US stock futures plunge as investors assess impact of latest Russian sanctions

U.S. stock index futures fell late on Sunday after President Vladimir Putin raised Russia’s nuclear alert level following scathing new sanctions from the West over Russia’s invasion of Ukraine .

Futures contracts Dow Jones Industrial Average YM00,
-1.46%
plunged around 500 points late on Sunday, while S&P 500 ES00 futures,
-2.27%
and Nasdaq-100 NQ00 futures,
-2.48%
fall even more abruptly.

Chaos is expected in Russian markets RU:MOEX
when they opened on Monday, after the United States and its allies pledged on Saturday to remove major Russian banks from the SWIFT interbank messaging network, cutting them off from the global financial network. Some pundits have speculated Russian bank runs as the ruble’s value falls against the US dollar USDRUB,
-0.60%.

Tensions between Russia and the West rose further on Sunday after it put Russian nuclear forces on red alert in response to what he called “aggressive statements” from NATO. Meanwhile, Ukrainian forces continued to resist Russian invaders and Ukraine agreed to meet with Russia in Belarus for talks, although hopes for a quick resolution to the conflict seemed dim.

Wall Street ended sharply higher on Friday on hopes of peace talks between Russia and Ukraine – although those hopes appeared to fade after the weekend.
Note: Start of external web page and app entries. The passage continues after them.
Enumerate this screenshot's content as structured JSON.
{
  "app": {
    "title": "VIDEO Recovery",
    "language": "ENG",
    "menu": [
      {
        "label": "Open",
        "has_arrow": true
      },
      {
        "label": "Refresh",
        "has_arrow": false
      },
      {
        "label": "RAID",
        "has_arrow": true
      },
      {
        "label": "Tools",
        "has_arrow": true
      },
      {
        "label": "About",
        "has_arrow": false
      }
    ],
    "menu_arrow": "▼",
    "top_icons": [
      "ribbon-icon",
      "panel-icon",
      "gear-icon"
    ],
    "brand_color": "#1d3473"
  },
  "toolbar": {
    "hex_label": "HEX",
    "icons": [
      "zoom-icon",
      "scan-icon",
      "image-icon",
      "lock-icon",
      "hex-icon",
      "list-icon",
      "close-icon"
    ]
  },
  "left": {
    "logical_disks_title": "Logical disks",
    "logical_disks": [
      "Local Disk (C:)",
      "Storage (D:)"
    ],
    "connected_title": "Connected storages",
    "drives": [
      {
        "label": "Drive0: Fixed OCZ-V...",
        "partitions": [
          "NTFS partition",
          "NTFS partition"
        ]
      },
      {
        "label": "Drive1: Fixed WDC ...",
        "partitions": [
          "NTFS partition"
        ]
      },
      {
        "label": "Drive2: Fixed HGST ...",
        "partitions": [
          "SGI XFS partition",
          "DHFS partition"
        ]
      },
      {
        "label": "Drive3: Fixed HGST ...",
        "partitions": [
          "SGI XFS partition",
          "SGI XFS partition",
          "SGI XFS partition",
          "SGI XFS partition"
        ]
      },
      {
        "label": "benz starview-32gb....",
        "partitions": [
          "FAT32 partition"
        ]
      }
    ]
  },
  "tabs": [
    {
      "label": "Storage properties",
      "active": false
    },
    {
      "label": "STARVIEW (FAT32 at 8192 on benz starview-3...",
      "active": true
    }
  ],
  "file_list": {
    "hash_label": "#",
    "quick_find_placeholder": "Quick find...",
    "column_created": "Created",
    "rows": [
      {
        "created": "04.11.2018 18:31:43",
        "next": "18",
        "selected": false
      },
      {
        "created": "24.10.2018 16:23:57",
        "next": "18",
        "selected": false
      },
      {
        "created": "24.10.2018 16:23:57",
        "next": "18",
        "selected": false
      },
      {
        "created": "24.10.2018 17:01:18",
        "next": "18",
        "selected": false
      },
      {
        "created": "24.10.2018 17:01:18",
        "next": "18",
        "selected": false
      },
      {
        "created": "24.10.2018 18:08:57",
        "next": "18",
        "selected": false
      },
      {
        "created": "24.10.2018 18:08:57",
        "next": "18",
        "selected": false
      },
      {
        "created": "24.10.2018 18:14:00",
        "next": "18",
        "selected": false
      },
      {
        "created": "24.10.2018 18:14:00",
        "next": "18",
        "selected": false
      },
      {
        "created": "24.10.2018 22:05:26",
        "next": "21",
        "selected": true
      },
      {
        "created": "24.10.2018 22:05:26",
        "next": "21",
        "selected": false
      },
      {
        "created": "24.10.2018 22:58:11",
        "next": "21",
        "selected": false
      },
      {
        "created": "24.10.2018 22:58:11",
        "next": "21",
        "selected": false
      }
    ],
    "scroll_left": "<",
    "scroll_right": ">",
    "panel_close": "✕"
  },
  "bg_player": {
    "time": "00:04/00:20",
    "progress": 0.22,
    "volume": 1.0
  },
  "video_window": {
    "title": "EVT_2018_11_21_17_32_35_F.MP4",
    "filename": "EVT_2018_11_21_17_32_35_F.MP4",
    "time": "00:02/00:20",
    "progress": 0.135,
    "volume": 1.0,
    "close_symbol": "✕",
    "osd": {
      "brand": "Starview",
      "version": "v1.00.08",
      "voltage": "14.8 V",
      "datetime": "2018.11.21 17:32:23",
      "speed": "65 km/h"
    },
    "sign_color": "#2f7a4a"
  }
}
The Dow Jones Industrial Average DJIA,
+2.51%
jumped 834.92 points, or 2.5%, to close at 34,058.75, with the blue-chip gauge posting its best daily gain since early November 2020. The S&P 500 SPX,
+2.24%
rose 95.95 points, or 2.2%, to end at 4,384.65. The Nasdaq COMP composite index,
+1.64%
added 221.04 points, or 1.6%, to finish at 13,694.62.

For the week, the Dow Jones fell less than 0.1% while the S&P 500 rose 0.8% and the Nasdaq Composite climbed 1.1%. The benchmark S&P 500 and Nasdaq indices erased losses from the start of the week.

Oil prices continued to rise on Sunday, with West Texas Intermediate crude CLJ22,
+5.44%
and Brent crude BRNJ22,
+5.16%,
the global benchmark, approaching $100 a barrel again.

Robert D. Coleman